▸ What is being asked
Pictures stay out; everything else in the records below is copied exactly.

▸ Data for the task
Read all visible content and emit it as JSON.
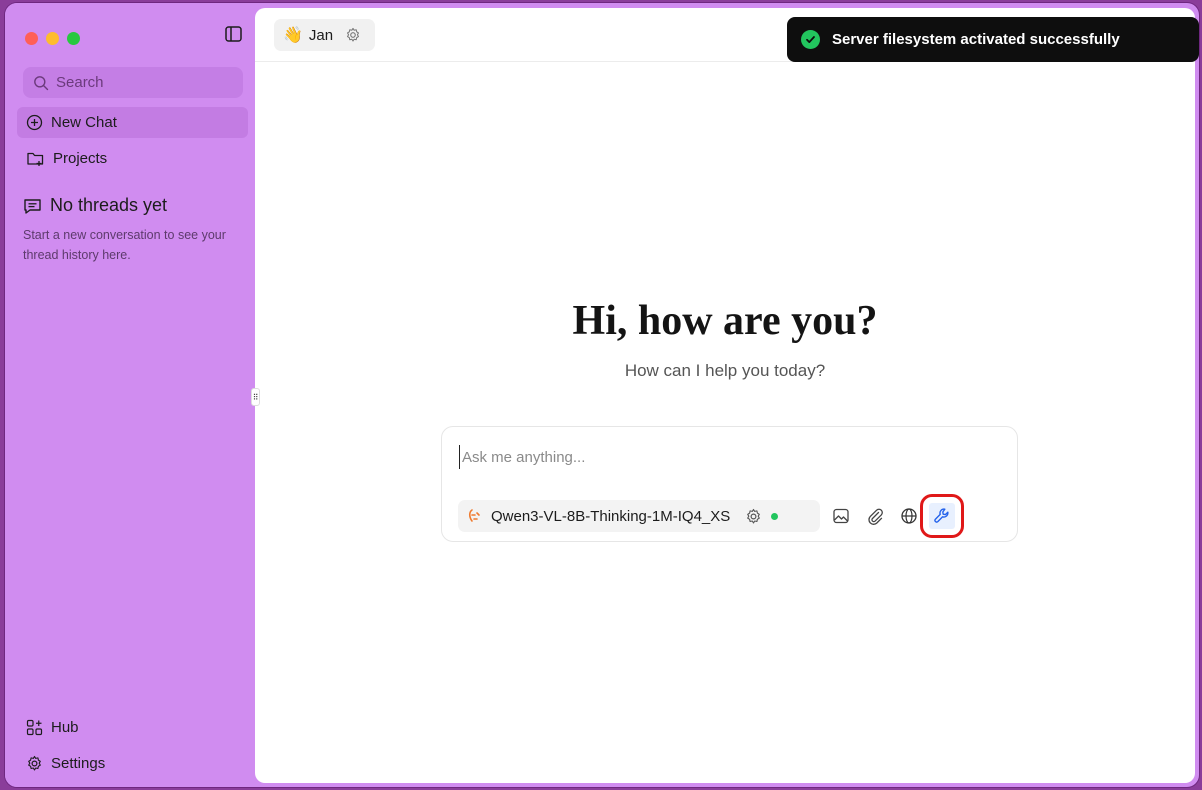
{
  "sidebar": {
    "search_placeholder": "Search",
    "new_chat": "New Chat",
    "projects": "Projects",
    "empty_title": "No threads yet",
    "empty_desc": "Start a new conversation to see your thread history here.",
    "hub": "Hub",
    "settings": "Settings"
  },
  "header": {
    "assistant_name": "Jan",
    "assistant_emoji": "👋"
  },
  "main": {
    "greeting": "Hi, how are you?",
    "subgreeting": "How can I help you today?"
  },
  "composer": {
    "placeholder": "Ask me anything...",
    "model_name": "Qwen3-VL-8B-Thinking-1M-IQ4_XS",
    "model_status": "active"
  },
  "toast": {
    "message": "Server filesystem activated successfully"
  },
  "colors": {
    "sidebar_bg": "#d08cf0",
    "accent_green": "#22c55e",
    "highlight_red": "#e01818",
    "model_icon": "#f07a2e"
  },
  "icons": {
    "sidebar_toggle": "panel-left-icon",
    "search": "search-icon",
    "new_chat": "plus-circle-icon",
    "projects": "folder-plus-icon",
    "threads": "message-square-icon",
    "hub": "grid-plus-icon",
    "settings": "gear-icon",
    "image": "image-icon",
    "attach": "paperclip-icon",
    "web": "globe-icon",
    "tools": "wrench-icon"
  }
}
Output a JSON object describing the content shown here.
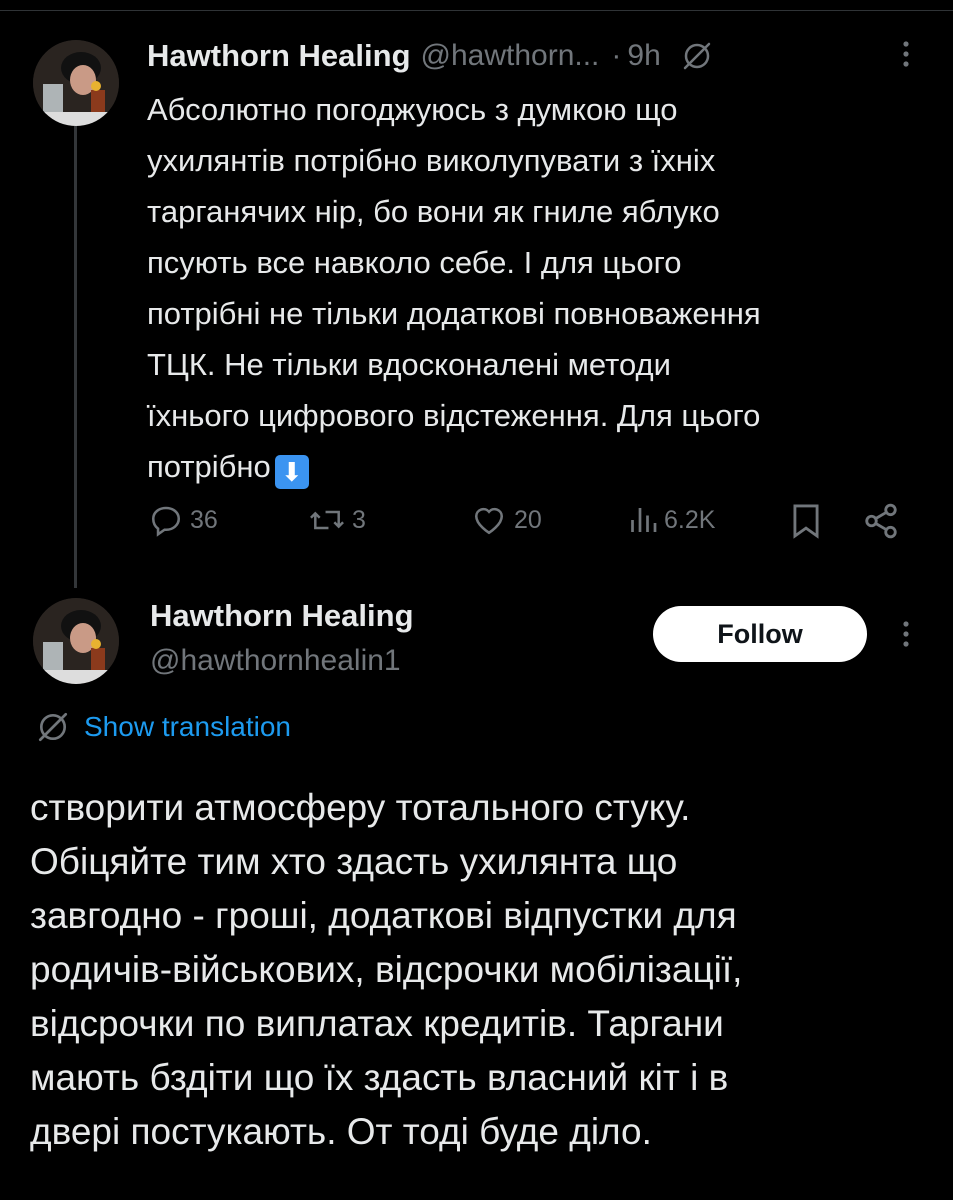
{
  "tweet1": {
    "display_name": "Hawthorn Healing",
    "handle": "@hawthorn...",
    "separator": "·",
    "time": "9h",
    "text": "Абсолютно погоджуюсь з думкою що\nухилянтів потрібно виколупувати з їхніх\nтарганячих нір, бо вони як гниле яблуко\nпсують все навколо себе. І для цього\nпотрібні не тільки додаткові повноваження\nТЦК. Не тільки вдосконалені методи\nїхнього цифрового відстеження. Для цього\nпотрібно",
    "emoji": "⬇",
    "actions": {
      "replies": "36",
      "reposts": "3",
      "likes": "20",
      "views": "6.2K"
    }
  },
  "tweet2": {
    "display_name": "Hawthorn Healing",
    "handle": "@hawthornhealin1",
    "follow_label": "Follow",
    "translate_label": "Show translation",
    "text": "створити атмосферу тотального стуку.\nОбіцяйте тим хто здасть ухилянта що\nзавгодно - гроші, додаткові відпустки для\nродичів-військових, відсрочки мобілізації,\nвідсрочки по виплатах кредитів. Таргани\nмають бздіти що їх здасть власний кіт і в\nдвері постукають. От тоді буде діло."
  },
  "colors": {
    "background": "#000000",
    "text": "#e7e9ea",
    "secondary": "#71767b",
    "accent": "#1d9bf0",
    "follow_bg": "#ffffff"
  }
}
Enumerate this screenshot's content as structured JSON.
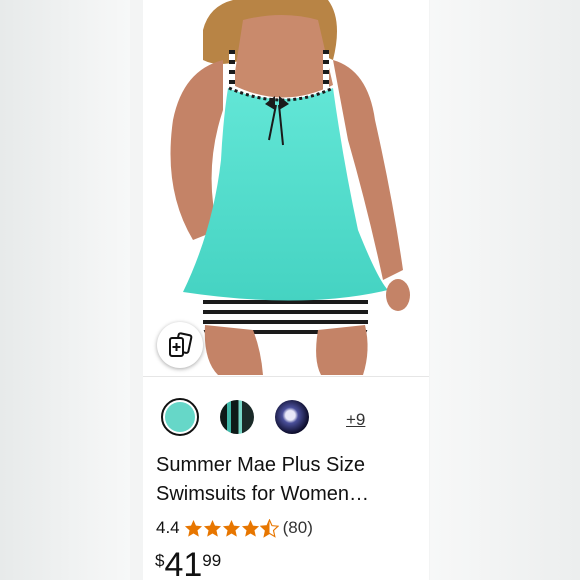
{
  "product": {
    "title_line1": "Summer Mae Plus Size",
    "title_line2": "Swimsuits for Women…",
    "rating": "4.4",
    "rating_stars": 4.4,
    "review_count": "(80)",
    "price_symbol": "$",
    "price_whole": "41",
    "price_fraction": "99",
    "more_colors": "+9",
    "image_icon": "swimsuit-model-photo",
    "try_on_icon": "virtual-try-on-icon"
  },
  "colors": {
    "swimsuit_top": "#5ee3d3",
    "star": "#e77600",
    "selected_swatch": "#66d7c8"
  }
}
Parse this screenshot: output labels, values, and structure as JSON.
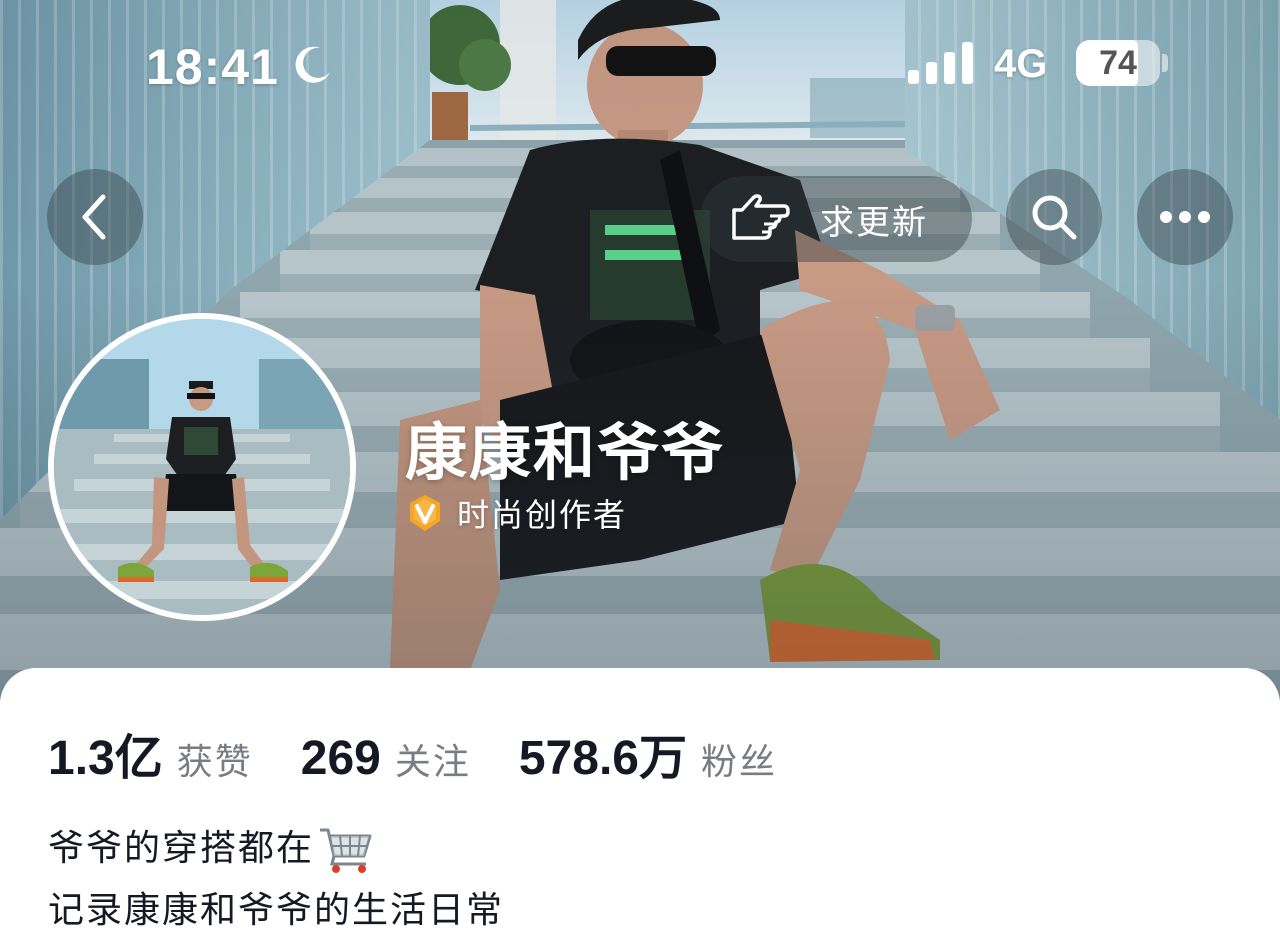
{
  "status_bar": {
    "time": "18:41",
    "network": "4G",
    "battery_level": 74,
    "battery_label": "74",
    "icons": [
      "moon-icon",
      "signal-icon",
      "battery-icon"
    ]
  },
  "nav": {
    "back_icon": "chevron-left-icon",
    "update_request_label": "求更新",
    "update_request_icon": "pointing-hand-icon",
    "search_icon": "search-icon",
    "more_icon": "more-dots-icon"
  },
  "profile": {
    "name": "康康和爷爷",
    "verification_label": "时尚创作者",
    "verification_icon": "verified-v-badge-icon",
    "verification_color": "#F5A623"
  },
  "stats": [
    {
      "value": "1.3亿",
      "label": "获赞"
    },
    {
      "value": "269",
      "label": "关注"
    },
    {
      "value": "578.6万",
      "label": "粉丝"
    }
  ],
  "bio": {
    "line1": "爷爷的穿搭都在",
    "line1_icon": "shopping-cart-icon",
    "line2": "记录康康和爷爷的生活日常"
  },
  "colors": {
    "primary_text": "#161823",
    "secondary_text": "#7a7c84",
    "card_background": "#ffffff"
  }
}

▸ Answer section
Read all visible content and emit it as JSON.
{
  "sidebar": {
    "search_placeholder": "Search",
    "new_chat": "New Chat",
    "projects": "Projects",
    "empty_title": "No threads yet",
    "empty_desc": "Start a new conversation to see your thread history here.",
    "hub": "Hub",
    "settings": "Settings"
  },
  "header": {
    "assistant_name": "Jan",
    "assistant_emoji": "👋"
  },
  "main": {
    "greeting": "Hi, how are you?",
    "subgreeting": "How can I help you today?"
  },
  "composer": {
    "placeholder": "Ask me anything...",
    "model_name": "Qwen3-VL-8B-Thinking-1M-IQ4_XS",
    "model_status": "active"
  },
  "toast": {
    "message": "Server filesystem activated successfully"
  },
  "colors": {
    "sidebar_bg": "#d08cf0",
    "accent_green": "#22c55e",
    "highlight_red": "#e01818",
    "model_icon": "#f07a2e"
  },
  "icons": {
    "sidebar_toggle": "panel-left-icon",
    "search": "search-icon",
    "new_chat": "plus-circle-icon",
    "projects": "folder-plus-icon",
    "threads": "message-square-icon",
    "hub": "grid-plus-icon",
    "settings": "gear-icon",
    "image": "image-icon",
    "attach": "paperclip-icon",
    "web": "globe-icon",
    "tools": "wrench-icon"
  }
}
Output a JSON object describing the content shown here.
{
  "tweet1": {
    "display_name": "Hawthorn Healing",
    "handle": "@hawthorn...",
    "separator": "·",
    "time": "9h",
    "text": "Абсолютно погоджуюсь з думкою що\nухилянтів потрібно виколупувати з їхніх\nтарганячих нір, бо вони як гниле яблуко\nпсують все навколо себе. І для цього\nпотрібні не тільки додаткові повноваження\nТЦК. Не тільки вдосконалені методи\nїхнього цифрового відстеження. Для цього\nпотрібно",
    "emoji": "⬇",
    "actions": {
      "replies": "36",
      "reposts": "3",
      "likes": "20",
      "views": "6.2K"
    }
  },
  "tweet2": {
    "display_name": "Hawthorn Healing",
    "handle": "@hawthornhealin1",
    "follow_label": "Follow",
    "translate_label": "Show translation",
    "text": "створити атмосферу тотального стуку.\nОбіцяйте тим хто здасть ухилянта що\nзавгодно - гроші, додаткові відпустки для\nродичів-військових, відсрочки мобілізації,\nвідсрочки по виплатах кредитів. Таргани\nмають бздіти що їх здасть власний кіт і в\nдвері постукають. От тоді буде діло."
  },
  "colors": {
    "background": "#000000",
    "text": "#e7e9ea",
    "secondary": "#71767b",
    "accent": "#1d9bf0",
    "follow_bg": "#ffffff"
  }
}
Enumerate this screenshot's content as structured JSON.
{
  "product": {
    "title_line1": "Summer Mae Plus Size",
    "title_line2": "Swimsuits for Women…",
    "rating": "4.4",
    "rating_stars": 4.4,
    "review_count": "(80)",
    "price_symbol": "$",
    "price_whole": "41",
    "price_fraction": "99",
    "more_colors": "+9",
    "image_icon": "swimsuit-model-photo",
    "try_on_icon": "virtual-try-on-icon"
  },
  "colors": {
    "swimsuit_top": "#5ee3d3",
    "star": "#e77600",
    "selected_swatch": "#66d7c8"
  }
}
Parse this screenshot: output labels, values, and structure as JSON.
{
  "status_bar": {
    "time": "18:41",
    "network": "4G",
    "battery_level": 74,
    "battery_label": "74",
    "icons": [
      "moon-icon",
      "signal-icon",
      "battery-icon"
    ]
  },
  "nav": {
    "back_icon": "chevron-left-icon",
    "update_request_label": "求更新",
    "update_request_icon": "pointing-hand-icon",
    "search_icon": "search-icon",
    "more_icon": "more-dots-icon"
  },
  "profile": {
    "name": "康康和爷爷",
    "verification_label": "时尚创作者",
    "verification_icon": "verified-v-badge-icon",
    "verification_color": "#F5A623"
  },
  "stats": [
    {
      "value": "1.3亿",
      "label": "获赞"
    },
    {
      "value": "269",
      "label": "关注"
    },
    {
      "value": "578.6万",
      "label": "粉丝"
    }
  ],
  "bio": {
    "line1": "爷爷的穿搭都在",
    "line1_icon": "shopping-cart-icon",
    "line2": "记录康康和爷爷的生活日常"
  },
  "colors": {
    "primary_text": "#161823",
    "secondary_text": "#7a7c84",
    "card_background": "#ffffff"
  }
}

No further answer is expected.